[Exercise directions]: In full and without alteration, write out the data below.

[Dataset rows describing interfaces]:
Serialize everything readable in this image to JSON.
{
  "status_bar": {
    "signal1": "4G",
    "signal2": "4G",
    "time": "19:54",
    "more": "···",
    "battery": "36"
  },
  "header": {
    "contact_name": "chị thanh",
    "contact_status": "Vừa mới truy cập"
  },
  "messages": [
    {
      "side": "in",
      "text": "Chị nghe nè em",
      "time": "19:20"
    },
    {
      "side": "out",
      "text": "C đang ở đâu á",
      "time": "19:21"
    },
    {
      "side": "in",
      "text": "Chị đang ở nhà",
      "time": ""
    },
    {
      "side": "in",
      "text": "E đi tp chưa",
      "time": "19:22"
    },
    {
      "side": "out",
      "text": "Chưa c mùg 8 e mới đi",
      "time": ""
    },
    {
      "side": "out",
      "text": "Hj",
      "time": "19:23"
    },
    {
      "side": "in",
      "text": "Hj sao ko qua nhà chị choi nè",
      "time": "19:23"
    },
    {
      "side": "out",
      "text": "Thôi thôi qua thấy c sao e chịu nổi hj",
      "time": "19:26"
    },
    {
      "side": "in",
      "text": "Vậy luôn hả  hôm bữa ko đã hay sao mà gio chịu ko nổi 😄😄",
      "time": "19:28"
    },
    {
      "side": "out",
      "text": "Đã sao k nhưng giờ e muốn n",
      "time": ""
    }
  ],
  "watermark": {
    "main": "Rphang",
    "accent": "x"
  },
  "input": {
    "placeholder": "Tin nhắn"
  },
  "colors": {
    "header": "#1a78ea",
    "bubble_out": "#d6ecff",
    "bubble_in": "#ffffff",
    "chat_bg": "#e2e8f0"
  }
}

[Solution]:
Serialize everything readable in this image to JSON.
{
  "status_bar": {
    "signal1": "4G",
    "signal2": "4G",
    "time": "19:54",
    "more": "···",
    "battery": "36"
  },
  "header": {
    "contact_name": "chị thanh",
    "contact_status": "Vừa mới truy cập"
  },
  "messages": [
    {
      "side": "in",
      "text": "Chị nghe nè em",
      "time": "19:20"
    },
    {
      "side": "out",
      "text": "C đang ở đâu á",
      "time": "19:21"
    },
    {
      "side": "in",
      "text": "Chị đang ở nhà",
      "time": ""
    },
    {
      "side": "in",
      "text": "E đi tp chưa",
      "time": "19:22"
    },
    {
      "side": "out",
      "text": "Chưa c mùg 8 e mới đi",
      "time": ""
    },
    {
      "side": "out",
      "text": "Hj",
      "time": "19:23"
    },
    {
      "side": "in",
      "text": "Hj sao ko qua nhà chị choi nè",
      "time": "19:23"
    },
    {
      "side": "out",
      "text": "Thôi thôi qua thấy c sao e chịu nổi hj",
      "time": "19:26"
    },
    {
      "side": "in",
      "text": "Vậy luôn hả  hôm bữa ko đã hay sao mà gio chịu ko nổi 😄😄",
      "time": "19:28"
    },
    {
      "side": "out",
      "text": "Đã sao k nhưng giờ e muốn n",
      "time": ""
    }
  ],
  "watermark": {
    "main": "Rphang",
    "accent": "x"
  },
  "input": {
    "placeholder": "Tin nhắn"
  },
  "colors": {
    "header": "#1a78ea",
    "bubble_out": "#d6ecff",
    "bubble_in": "#ffffff",
    "chat_bg": "#e2e8f0"
  }
}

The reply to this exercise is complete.